_EXERCISE AIM_: What lines of the listing include the string "username"? Show them all.

# # # # # # #

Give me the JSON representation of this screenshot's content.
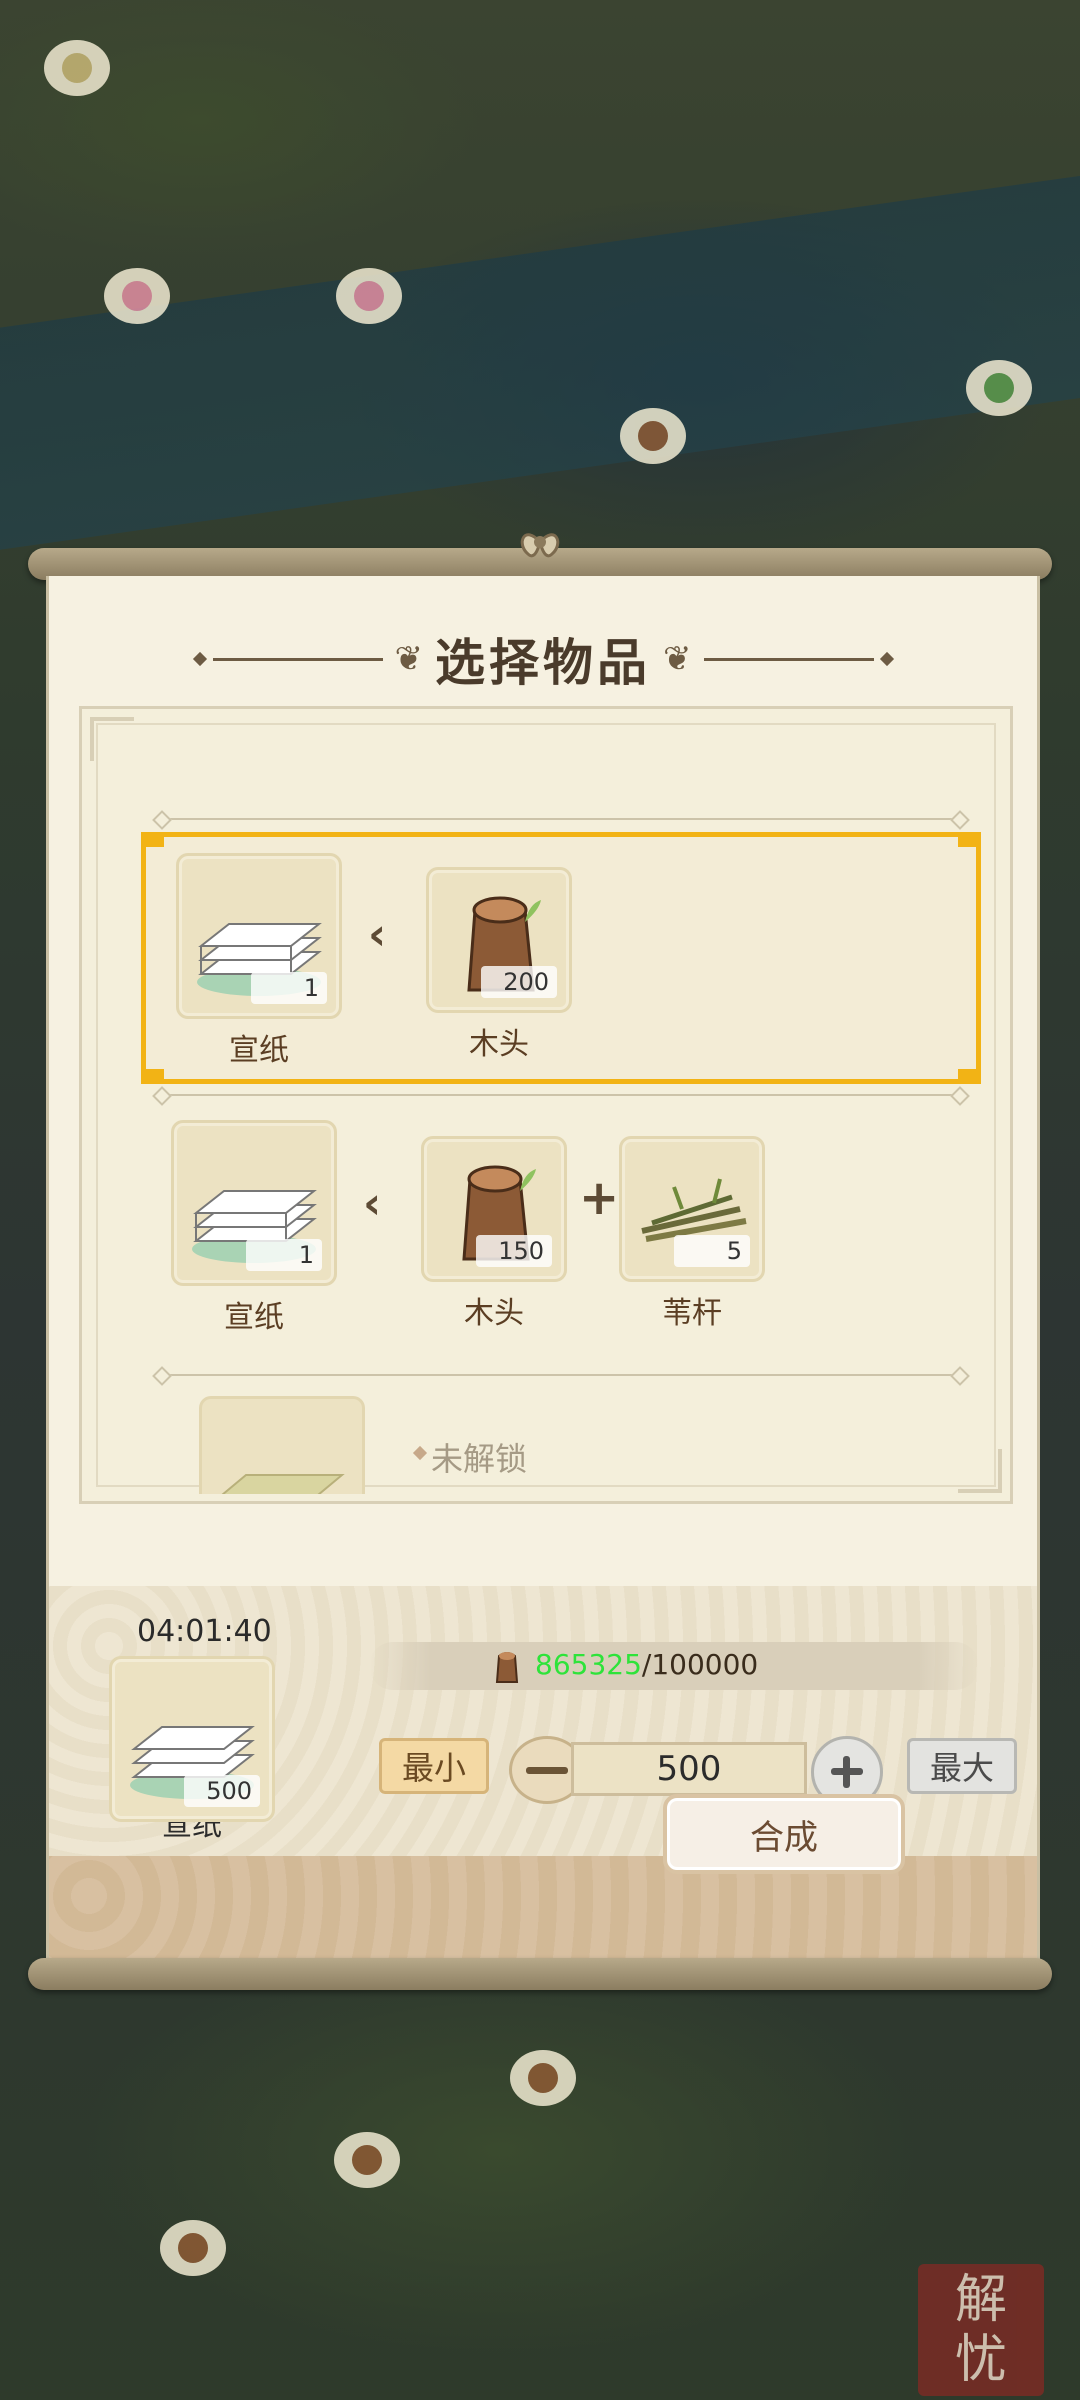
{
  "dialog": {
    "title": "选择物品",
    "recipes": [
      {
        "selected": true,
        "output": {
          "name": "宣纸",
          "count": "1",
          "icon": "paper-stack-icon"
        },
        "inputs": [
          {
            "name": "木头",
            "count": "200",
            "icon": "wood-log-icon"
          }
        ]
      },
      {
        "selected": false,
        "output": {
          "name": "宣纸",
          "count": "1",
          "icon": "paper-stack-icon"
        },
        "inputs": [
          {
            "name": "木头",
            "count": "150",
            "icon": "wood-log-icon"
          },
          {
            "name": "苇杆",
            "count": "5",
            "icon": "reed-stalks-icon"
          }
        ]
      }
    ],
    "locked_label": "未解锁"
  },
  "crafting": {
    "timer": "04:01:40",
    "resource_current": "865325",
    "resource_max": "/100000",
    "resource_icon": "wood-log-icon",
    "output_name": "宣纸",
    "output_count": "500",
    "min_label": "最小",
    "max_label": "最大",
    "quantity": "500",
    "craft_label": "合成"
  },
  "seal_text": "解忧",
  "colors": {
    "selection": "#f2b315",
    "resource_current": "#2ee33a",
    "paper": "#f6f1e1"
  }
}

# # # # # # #

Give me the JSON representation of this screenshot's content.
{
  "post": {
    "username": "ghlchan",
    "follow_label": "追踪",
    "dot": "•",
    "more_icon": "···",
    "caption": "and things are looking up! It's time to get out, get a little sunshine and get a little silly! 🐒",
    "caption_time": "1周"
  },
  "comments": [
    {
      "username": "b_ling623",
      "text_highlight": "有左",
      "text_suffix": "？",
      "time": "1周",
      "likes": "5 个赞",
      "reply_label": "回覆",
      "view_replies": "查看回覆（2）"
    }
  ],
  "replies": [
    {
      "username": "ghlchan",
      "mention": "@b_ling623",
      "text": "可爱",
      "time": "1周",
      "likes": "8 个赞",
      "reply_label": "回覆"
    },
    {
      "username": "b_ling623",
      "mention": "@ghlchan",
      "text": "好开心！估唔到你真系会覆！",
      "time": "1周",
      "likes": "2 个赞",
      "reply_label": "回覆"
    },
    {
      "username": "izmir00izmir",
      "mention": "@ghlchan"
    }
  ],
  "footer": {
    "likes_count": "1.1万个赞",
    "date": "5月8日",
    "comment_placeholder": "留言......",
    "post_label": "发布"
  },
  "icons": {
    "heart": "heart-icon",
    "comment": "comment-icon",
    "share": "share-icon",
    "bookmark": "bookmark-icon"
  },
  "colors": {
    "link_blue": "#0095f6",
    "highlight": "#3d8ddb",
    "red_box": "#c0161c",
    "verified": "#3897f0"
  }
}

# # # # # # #

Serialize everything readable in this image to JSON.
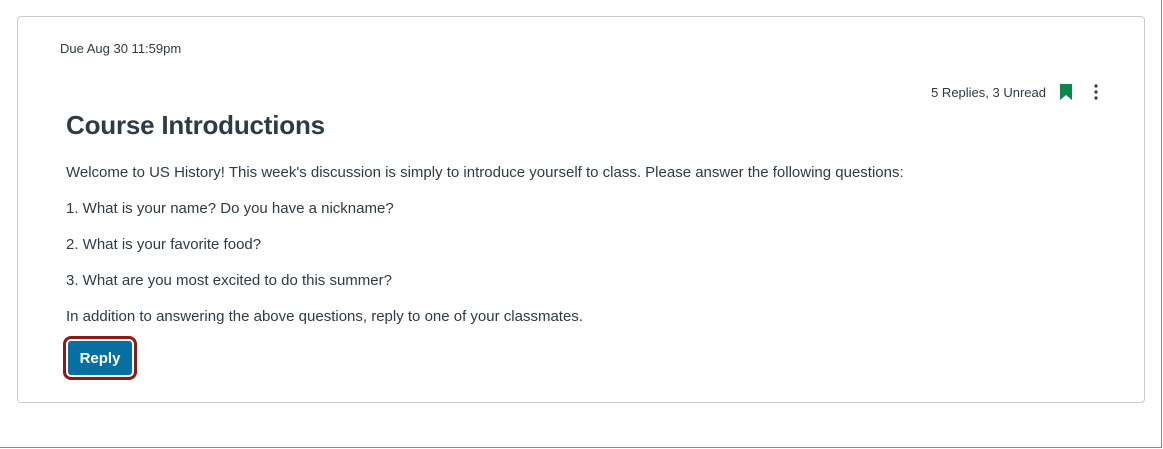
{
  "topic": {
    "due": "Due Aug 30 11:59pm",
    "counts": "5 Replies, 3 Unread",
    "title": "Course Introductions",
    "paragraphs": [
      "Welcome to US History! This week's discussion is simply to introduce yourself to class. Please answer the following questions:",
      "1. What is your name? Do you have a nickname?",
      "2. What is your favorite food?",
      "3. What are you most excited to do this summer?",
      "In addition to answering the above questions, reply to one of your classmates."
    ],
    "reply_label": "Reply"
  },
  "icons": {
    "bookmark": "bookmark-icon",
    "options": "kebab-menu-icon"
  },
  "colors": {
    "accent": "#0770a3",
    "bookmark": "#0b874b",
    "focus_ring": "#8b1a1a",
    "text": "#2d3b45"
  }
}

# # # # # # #

_TASK SOLUTION_:
    "username": "ghlchan",
      "username": "b_ling623",
      "username": "ghlchan",
      "username": "b_ling623",
      "username": "izmir00izmir",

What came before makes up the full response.